Publication: Conflict in Somalia : Drivers and Dynamics
Somalia's history of conflict reveals an intriguing paradox--namely, many of the factors that drive armed conflict have also played a role in managing, ending, or preventing war. For instance, clannism and clan cleavages are a source of conflict--used to divide Somalis, fuel endemic clashes over resources and power, used to mobilize militia, and make broad-based reconciliation very difficult to achieve. Most of Somalia's armed clashes since 1991 have been fought in the name of clan, often as a result of political leaders manipulating clannism for their own purposes. Yet traditional clan elders are a primary source of conflict mediation, clan-based customary law serves as the basis for negotiated settlements, and clan-based blood-payment groups serve as a deterrent to armed violence. Likewise, the central state is conventionally viewed as a potential source of rule of law and peaceful allocation of resources, but, at times in Somalia's past, it was a source of violence and predation. Economic interests, too, have had an ambiguous relationship with conflict in Somalia. In some places, war economies have emerged that perpetuate violence and lawlessness, while in other instances business interests have been a driving force for peace, stability, and rule of law. Understanding under what circumstances these and other variables serve as escalators or de-escalators of violence-or both-is the subtle challenge conflict analysis faces in the Somali context. To prepare the ground for providing effective and sensitive reconstruction and development assistance to Somalia that contributes to conflict de-escalation, this analysis examines the key conflict factors at play in the three main regions of the country and recommends avoiding fueling clan-group competition, encouraging and supporting cross-clan or clan-neutral activities and partners, helping to bridge groups, and understanding the role of religion. A number of pertinent recommendations are also made towards fostering sensitive economic development and nonpartisan governance.
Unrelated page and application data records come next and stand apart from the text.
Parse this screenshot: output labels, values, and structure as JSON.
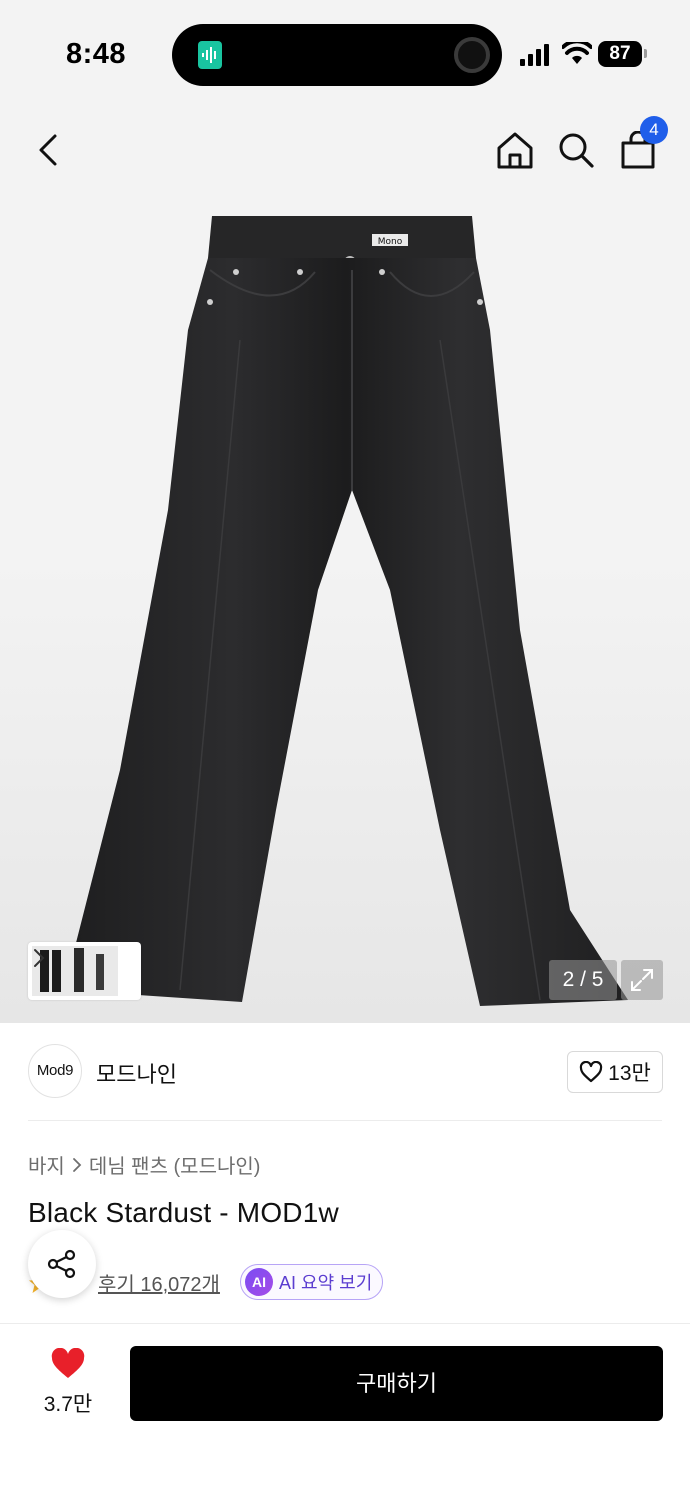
{
  "status_bar": {
    "time": "8:48",
    "battery": "87"
  },
  "topnav": {
    "cart_count": "4"
  },
  "gallery": {
    "counter": "2 / 5"
  },
  "brand": {
    "logo_text": "Mod9",
    "name": "모드나인",
    "like_count": "13만"
  },
  "breadcrumb": {
    "category": "바지",
    "subcategory": "데님 팬츠 (모드나인)"
  },
  "product": {
    "title": "Black Stardust - MOD1w",
    "reviews_text": "후기 16,072개"
  },
  "ai_summary": {
    "badge": "AI",
    "label": "AI 요약 보기"
  },
  "bottom_bar": {
    "favorite_count": "3.7만",
    "buy_label": "구매하기"
  },
  "colors": {
    "accent_blue": "#1f5eea",
    "heart_red": "#e8202a",
    "buy_button": "#000000",
    "ai_purple": "#7a4cf2"
  }
}
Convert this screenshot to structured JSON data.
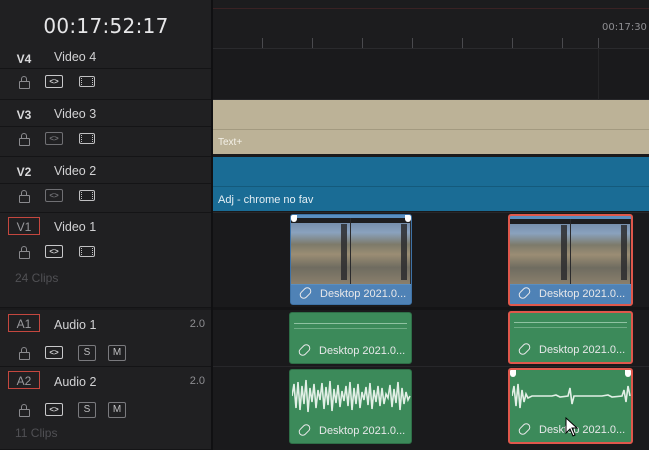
{
  "header": {
    "timecode": "00:17:52:17"
  },
  "ruler": {
    "label": "00:17:30"
  },
  "tracks": {
    "v4": {
      "id": "V4",
      "name": "Video 4"
    },
    "v3": {
      "id": "V3",
      "name": "Video 3"
    },
    "v2": {
      "id": "V2",
      "name": "Video 2"
    },
    "v1": {
      "id": "V1",
      "name": "Video 1",
      "clip_count": "24 Clips"
    },
    "a1": {
      "id": "A1",
      "name": "Audio 1",
      "level": "2.0"
    },
    "a2": {
      "id": "A2",
      "name": "Audio 2",
      "level": "2.0",
      "clip_count": "11 Clips"
    }
  },
  "buttons": {
    "solo": "S",
    "mute": "M"
  },
  "icons": {
    "lock": "lock-icon",
    "auto_select": "auto-select-icon",
    "enable": "film-icon",
    "link": "link-icon"
  },
  "clips": {
    "v3_title": "Text+",
    "v2_title": "Adj - chrome no fav",
    "v1_a": "Desktop 2021.0...",
    "v1_b": "Desktop 2021.0...",
    "a1_a": "Desktop 2021.0...",
    "a1_b": "Desktop 2021.0...",
    "a2_a": "Desktop 2021.0...",
    "a2_b": "Desktop 2021.0..."
  },
  "colors": {
    "video_clip": "#5a8ec0",
    "audio_clip": "#3c8a5a",
    "title_clip": "#bcb297",
    "adjustment_clip": "#1a6c95",
    "selection": "#e0584c"
  }
}
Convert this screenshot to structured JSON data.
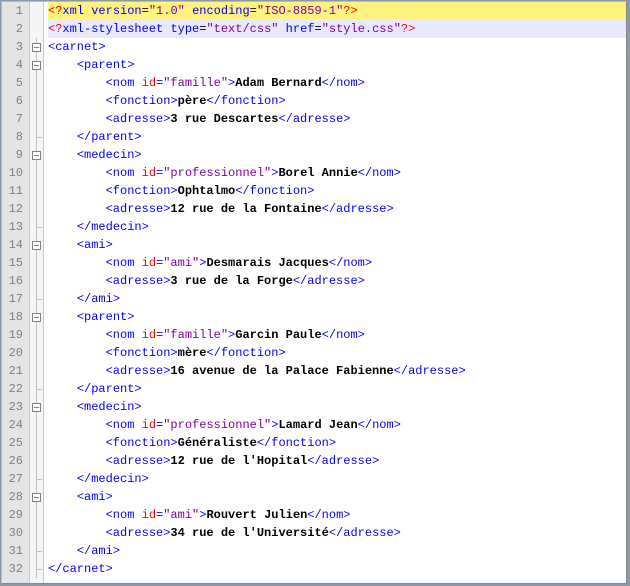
{
  "editor": {
    "lineCount": 32,
    "highlightLines": {
      "1": "hl1",
      "2": "hl2"
    },
    "foldMarks": {
      "3": "box",
      "4": "box",
      "8": "corner",
      "9": "box",
      "13": "corner",
      "14": "box",
      "17": "corner",
      "18": "box",
      "22": "corner",
      "23": "box",
      "27": "corner",
      "28": "box",
      "31": "corner",
      "32": "corner"
    },
    "xml": {
      "declaration": {
        "version": "1.0",
        "encoding": "ISO-8859-1"
      },
      "stylesheet": {
        "type": "text/css",
        "href": "style.css"
      },
      "root": "carnet",
      "entries": [
        {
          "tag": "parent",
          "nomId": "famille",
          "nom": "Adam Bernard",
          "fonction": "père",
          "adresse": "3 rue Descartes"
        },
        {
          "tag": "medecin",
          "nomId": "professionnel",
          "nom": "Borel Annie",
          "fonction": "Ophtalmo",
          "adresse": "12 rue de la Fontaine"
        },
        {
          "tag": "ami",
          "nomId": "ami",
          "nom": "Desmarais Jacques",
          "fonction": null,
          "adresse": "3 rue de la Forge"
        },
        {
          "tag": "parent",
          "nomId": "famille",
          "nom": "Garcin Paule",
          "fonction": "mère",
          "adresse": "16 avenue de la Palace Fabienne"
        },
        {
          "tag": "medecin",
          "nomId": "professionnel",
          "nom": "Lamard Jean",
          "fonction": "Généraliste",
          "adresse": "12 rue de l'Hopital"
        },
        {
          "tag": "ami",
          "nomId": "ami",
          "nom": "Rouvert Julien",
          "fonction": null,
          "adresse": "34 rue de l'Université"
        }
      ]
    }
  }
}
“World Bank. 2005. Conflict in Somalia : Drivers and Dynamics. © Washington, DC. http://openknowledge.worldbank.org/entities/publication/b2109b26-2d10-5ac6-85c2-dbfa820c5f6e License: CC BY 3.0 IGO.”